Dodson was escorted to Ad-Seg, where he was held without a mattress, blanket, eating utensils, or toiletries for two days. (Id. at 15--16.) Three days later, Dodson was examined by defendant Bell for complaints of a throbbing hand. (Id. at 16.) That evening, Dodson had cold chills and was sweating all night. (Id.) Dodson was examined the next day by Dr. Levine, who diagnosed him with an infection and told Dodson that the wound should not have been sutured. (Id.) Dr. Levine milked the wound and admitted Dodson to OHU, where he received intravenous medication for about four days. (Id.)
A. Review of Magistrate Judge's Report
A district court's duties concerning a magistrate judge's report and recommendation and a respondent's objections thereto are set forth in Rule 72(b) of the Federal Rules of Civil Procedure and 28 U.S.C. § 636(b)(1). The district court "must make a de novo determination of those portions of the report . . . to which objection is made," and "may accept, reject, or modify, in whole or in part, the findings or recommendations made by the magistrate." 28 U.S.C. § 636(b)(1)(C); see also United States v. Remsing, 874 F.2d 614, 617 (9th Cir. 1989); United States v. Raddatz, 447 U.S. 667, 676 (1980).

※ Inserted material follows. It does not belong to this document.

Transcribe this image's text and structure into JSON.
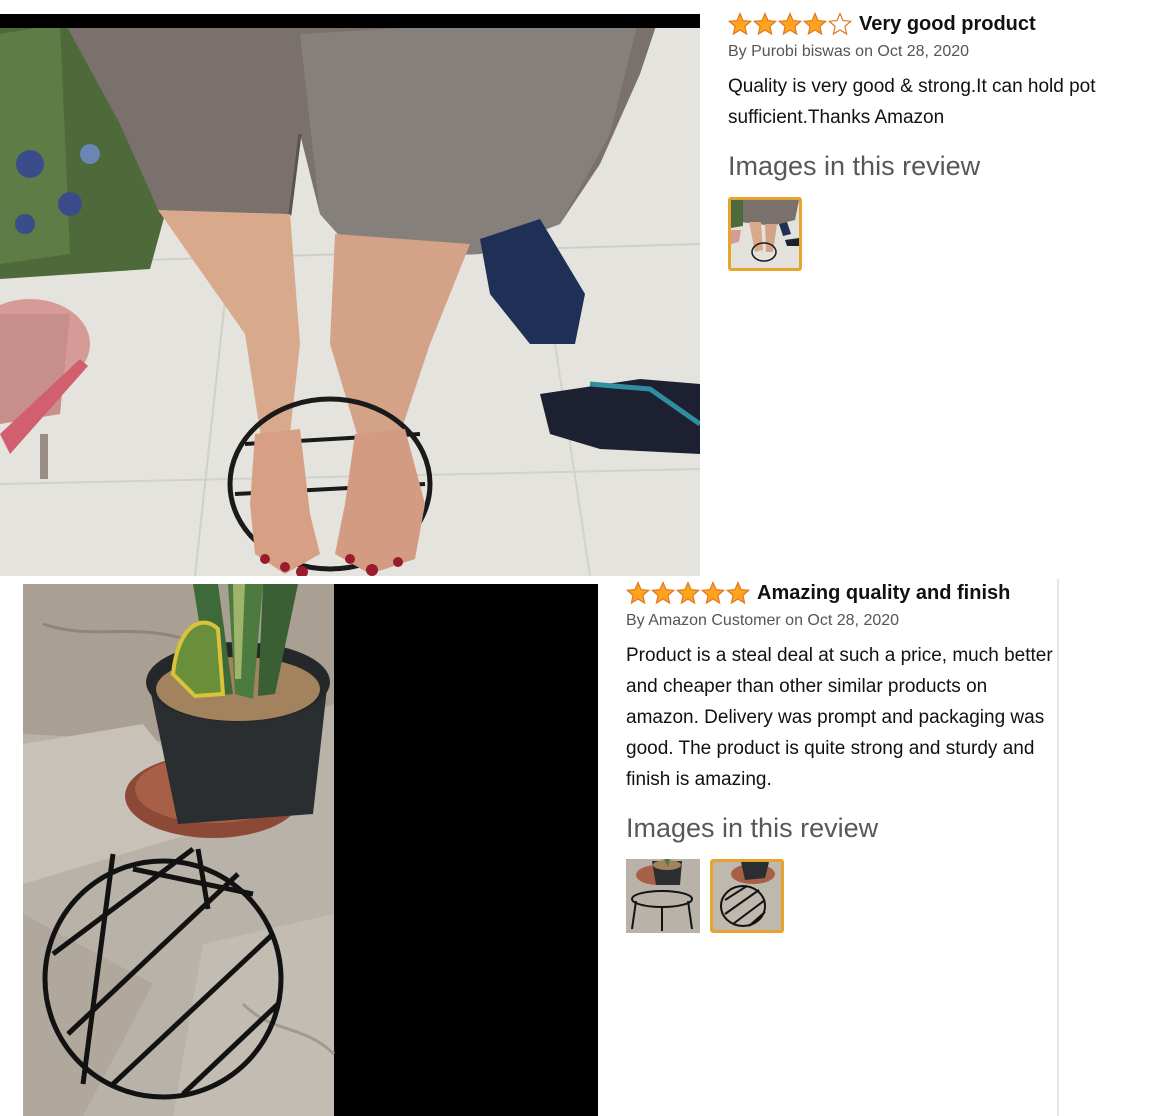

When no objection is made, however, the district court is not required to review the report and recommendation. See United States v. Reyna-Tapia, 328 F.3d 1114, 1121 (9th Cir. 2003)(holding that 28 U.S.C. 636(b)(1)(c) "makes it clear that the district judge must review the magistrate judge's findings and recommendations de novo if objection is made, but not otherwise")(emphasis in original); Schmidt v. Johnstone, 263 F. Supp. 2d 1219, 1226 (D. Arizona 2003) (concluding that where no objections were filed, the District Court had no obligation to review the magistrate judge's report). This rule of law is well established within the Ninth Circuit and this district. See Wang v. Masaitis, 416 F.3d 992, 1000 n. 13 (9th Cir. 2005)("Of course, de novo review of a R & R is only required when an objection is made to the R & R.")(emphasis added)(citing Renya-Tapia, 328 F.3d 1121); Nelson v. Giurbino, 395 F. Supp. 2d 946, 949 (S.D. Cal. 2005) (Lorenz, J.) (adopted Report without review ...